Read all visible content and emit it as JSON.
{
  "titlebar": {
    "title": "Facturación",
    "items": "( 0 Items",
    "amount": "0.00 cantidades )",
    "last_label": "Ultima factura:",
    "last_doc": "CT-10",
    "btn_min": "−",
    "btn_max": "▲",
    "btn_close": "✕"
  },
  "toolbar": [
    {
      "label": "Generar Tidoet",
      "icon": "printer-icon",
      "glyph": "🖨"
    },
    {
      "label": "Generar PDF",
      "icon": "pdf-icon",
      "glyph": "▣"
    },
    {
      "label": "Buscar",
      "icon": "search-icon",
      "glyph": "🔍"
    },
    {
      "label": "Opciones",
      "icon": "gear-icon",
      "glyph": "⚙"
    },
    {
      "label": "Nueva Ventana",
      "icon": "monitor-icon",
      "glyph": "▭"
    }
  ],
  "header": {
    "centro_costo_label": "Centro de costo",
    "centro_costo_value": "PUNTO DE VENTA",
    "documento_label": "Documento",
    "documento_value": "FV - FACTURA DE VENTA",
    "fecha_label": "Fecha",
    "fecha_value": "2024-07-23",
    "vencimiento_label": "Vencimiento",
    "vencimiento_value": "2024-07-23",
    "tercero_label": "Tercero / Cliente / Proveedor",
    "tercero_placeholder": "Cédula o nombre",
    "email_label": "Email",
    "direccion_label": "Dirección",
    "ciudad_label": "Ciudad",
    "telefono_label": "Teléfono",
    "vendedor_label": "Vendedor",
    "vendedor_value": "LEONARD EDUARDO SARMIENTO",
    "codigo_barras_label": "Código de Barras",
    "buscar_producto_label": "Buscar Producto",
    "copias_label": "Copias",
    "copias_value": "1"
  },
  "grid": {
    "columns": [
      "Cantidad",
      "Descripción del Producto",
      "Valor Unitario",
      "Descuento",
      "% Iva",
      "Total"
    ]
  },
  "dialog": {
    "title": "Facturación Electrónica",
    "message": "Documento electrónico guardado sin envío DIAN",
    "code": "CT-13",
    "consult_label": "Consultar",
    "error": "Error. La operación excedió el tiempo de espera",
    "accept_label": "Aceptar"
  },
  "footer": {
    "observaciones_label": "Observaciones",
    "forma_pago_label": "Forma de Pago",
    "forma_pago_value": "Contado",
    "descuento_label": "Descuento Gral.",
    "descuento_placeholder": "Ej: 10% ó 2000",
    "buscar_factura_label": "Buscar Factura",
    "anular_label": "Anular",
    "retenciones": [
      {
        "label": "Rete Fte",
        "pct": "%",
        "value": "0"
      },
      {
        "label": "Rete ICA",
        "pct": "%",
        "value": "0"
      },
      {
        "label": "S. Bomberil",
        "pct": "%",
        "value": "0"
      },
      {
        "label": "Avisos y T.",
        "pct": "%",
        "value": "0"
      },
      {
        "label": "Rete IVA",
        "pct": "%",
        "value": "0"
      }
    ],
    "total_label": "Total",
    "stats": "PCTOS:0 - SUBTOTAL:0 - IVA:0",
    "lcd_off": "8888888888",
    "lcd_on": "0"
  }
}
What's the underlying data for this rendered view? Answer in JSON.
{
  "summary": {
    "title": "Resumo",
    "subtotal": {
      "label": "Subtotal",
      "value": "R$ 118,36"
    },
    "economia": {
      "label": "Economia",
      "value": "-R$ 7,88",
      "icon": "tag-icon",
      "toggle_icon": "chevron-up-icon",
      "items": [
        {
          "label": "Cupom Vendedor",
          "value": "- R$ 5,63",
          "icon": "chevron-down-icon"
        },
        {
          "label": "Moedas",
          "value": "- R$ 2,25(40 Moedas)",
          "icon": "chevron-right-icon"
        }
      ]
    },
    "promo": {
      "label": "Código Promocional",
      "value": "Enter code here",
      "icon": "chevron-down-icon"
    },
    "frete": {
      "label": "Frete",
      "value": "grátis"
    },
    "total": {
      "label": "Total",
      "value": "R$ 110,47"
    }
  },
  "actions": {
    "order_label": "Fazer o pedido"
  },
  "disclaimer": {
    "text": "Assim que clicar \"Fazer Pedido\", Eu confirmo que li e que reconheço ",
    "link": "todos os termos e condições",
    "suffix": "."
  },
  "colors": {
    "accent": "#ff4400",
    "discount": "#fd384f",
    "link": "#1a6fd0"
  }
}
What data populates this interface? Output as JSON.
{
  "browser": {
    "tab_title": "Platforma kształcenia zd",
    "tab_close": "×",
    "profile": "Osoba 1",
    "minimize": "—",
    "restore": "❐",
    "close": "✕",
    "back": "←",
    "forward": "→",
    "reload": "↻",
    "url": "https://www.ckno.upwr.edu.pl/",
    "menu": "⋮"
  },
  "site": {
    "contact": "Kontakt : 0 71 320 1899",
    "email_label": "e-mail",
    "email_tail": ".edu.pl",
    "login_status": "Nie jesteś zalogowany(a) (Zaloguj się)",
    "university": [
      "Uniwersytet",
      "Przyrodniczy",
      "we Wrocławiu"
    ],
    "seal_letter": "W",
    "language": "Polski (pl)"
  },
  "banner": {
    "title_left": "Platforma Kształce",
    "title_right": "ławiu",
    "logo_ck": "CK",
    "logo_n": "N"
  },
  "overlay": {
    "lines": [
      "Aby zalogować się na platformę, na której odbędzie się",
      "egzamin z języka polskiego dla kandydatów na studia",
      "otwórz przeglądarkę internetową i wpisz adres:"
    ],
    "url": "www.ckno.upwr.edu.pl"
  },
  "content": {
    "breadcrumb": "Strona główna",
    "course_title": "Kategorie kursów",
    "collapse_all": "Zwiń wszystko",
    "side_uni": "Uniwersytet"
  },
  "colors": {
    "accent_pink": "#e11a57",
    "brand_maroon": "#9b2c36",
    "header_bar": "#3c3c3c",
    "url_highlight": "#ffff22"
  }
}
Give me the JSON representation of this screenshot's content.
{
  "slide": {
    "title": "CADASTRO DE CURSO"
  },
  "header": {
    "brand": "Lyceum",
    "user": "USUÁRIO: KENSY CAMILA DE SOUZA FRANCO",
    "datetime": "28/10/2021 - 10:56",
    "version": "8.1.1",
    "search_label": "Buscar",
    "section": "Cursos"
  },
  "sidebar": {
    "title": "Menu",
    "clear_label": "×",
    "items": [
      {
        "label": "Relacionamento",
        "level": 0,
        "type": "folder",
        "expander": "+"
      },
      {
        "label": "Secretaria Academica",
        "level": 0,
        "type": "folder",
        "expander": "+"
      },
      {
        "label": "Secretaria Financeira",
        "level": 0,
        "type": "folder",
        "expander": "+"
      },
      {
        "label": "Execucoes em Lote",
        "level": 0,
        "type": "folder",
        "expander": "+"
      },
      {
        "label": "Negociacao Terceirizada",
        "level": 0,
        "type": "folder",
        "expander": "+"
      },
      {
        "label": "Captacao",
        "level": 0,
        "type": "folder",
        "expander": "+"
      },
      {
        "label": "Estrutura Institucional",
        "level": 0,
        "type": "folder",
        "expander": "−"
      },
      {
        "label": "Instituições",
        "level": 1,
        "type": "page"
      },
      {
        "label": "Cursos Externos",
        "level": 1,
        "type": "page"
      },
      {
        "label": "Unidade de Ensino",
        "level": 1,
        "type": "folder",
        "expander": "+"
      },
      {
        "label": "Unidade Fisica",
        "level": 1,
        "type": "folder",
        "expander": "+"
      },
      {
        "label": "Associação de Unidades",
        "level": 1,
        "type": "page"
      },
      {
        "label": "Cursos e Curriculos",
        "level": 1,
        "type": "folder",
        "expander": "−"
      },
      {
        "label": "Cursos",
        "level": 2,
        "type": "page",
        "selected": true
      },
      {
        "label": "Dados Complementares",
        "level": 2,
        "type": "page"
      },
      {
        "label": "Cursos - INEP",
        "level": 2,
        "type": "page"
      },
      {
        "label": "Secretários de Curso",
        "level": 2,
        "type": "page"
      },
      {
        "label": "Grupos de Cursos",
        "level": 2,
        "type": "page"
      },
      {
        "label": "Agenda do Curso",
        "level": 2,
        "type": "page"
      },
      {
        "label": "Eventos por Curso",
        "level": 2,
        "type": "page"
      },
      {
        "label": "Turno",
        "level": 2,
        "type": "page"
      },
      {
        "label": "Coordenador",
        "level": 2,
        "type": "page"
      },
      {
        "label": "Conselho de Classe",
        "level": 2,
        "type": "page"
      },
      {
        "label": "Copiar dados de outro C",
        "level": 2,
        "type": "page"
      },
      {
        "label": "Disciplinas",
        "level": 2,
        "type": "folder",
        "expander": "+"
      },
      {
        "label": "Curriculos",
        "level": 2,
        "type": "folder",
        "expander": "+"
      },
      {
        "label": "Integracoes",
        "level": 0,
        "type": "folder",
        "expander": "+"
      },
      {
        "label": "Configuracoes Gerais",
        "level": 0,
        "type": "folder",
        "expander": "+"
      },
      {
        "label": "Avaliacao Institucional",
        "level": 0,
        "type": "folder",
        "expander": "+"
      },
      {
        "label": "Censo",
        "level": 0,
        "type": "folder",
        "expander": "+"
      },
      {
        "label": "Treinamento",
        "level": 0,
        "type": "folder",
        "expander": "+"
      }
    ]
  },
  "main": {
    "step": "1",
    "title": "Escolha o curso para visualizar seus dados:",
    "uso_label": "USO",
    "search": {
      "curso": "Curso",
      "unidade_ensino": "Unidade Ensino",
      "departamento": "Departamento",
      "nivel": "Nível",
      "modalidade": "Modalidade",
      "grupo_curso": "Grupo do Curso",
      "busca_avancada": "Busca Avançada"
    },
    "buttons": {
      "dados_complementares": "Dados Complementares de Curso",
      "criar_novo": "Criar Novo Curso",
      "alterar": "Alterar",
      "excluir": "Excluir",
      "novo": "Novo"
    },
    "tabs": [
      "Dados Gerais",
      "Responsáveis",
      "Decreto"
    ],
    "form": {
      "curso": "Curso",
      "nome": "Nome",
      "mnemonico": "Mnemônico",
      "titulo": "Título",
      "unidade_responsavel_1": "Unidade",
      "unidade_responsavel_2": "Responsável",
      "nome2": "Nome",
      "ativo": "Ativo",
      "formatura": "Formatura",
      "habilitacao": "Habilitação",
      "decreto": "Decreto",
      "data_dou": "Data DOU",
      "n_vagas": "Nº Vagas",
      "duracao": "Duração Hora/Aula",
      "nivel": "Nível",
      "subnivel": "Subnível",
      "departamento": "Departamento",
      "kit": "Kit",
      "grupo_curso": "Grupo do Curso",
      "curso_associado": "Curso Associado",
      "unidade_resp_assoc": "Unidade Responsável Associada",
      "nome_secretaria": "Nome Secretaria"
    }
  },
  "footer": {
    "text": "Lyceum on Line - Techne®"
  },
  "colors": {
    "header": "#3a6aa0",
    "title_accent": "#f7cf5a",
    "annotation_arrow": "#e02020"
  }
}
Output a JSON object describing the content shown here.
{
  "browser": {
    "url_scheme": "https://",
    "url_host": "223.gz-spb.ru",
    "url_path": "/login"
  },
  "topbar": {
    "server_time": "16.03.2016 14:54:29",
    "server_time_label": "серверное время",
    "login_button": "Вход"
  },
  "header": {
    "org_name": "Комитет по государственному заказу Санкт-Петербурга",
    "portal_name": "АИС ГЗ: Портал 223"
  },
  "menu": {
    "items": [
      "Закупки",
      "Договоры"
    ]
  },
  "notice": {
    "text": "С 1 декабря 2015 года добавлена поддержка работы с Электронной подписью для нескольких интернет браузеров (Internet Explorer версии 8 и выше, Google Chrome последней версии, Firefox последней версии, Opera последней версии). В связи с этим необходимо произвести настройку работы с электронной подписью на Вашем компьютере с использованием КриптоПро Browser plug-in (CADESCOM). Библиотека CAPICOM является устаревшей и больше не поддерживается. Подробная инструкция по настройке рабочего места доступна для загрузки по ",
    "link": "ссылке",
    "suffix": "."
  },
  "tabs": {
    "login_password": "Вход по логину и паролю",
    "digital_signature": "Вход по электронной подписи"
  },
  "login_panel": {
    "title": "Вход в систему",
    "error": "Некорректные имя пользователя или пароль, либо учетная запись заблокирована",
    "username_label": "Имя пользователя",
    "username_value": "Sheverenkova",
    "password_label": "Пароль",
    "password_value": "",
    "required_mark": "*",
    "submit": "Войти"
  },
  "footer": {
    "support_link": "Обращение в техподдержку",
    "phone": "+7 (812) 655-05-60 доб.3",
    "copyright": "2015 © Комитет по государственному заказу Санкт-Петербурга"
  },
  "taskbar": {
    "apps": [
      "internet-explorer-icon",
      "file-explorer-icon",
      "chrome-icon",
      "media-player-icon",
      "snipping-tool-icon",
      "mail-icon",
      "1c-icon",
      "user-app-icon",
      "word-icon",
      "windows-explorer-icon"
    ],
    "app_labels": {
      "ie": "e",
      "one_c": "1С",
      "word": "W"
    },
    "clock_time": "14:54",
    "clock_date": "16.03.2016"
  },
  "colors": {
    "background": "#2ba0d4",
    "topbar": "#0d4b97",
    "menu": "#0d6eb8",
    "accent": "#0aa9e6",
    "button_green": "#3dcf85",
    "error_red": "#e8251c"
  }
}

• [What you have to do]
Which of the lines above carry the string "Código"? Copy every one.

• [Answer box]
    "codigo_barras_label": "Código de Barras",
      "label": "Código Promocional",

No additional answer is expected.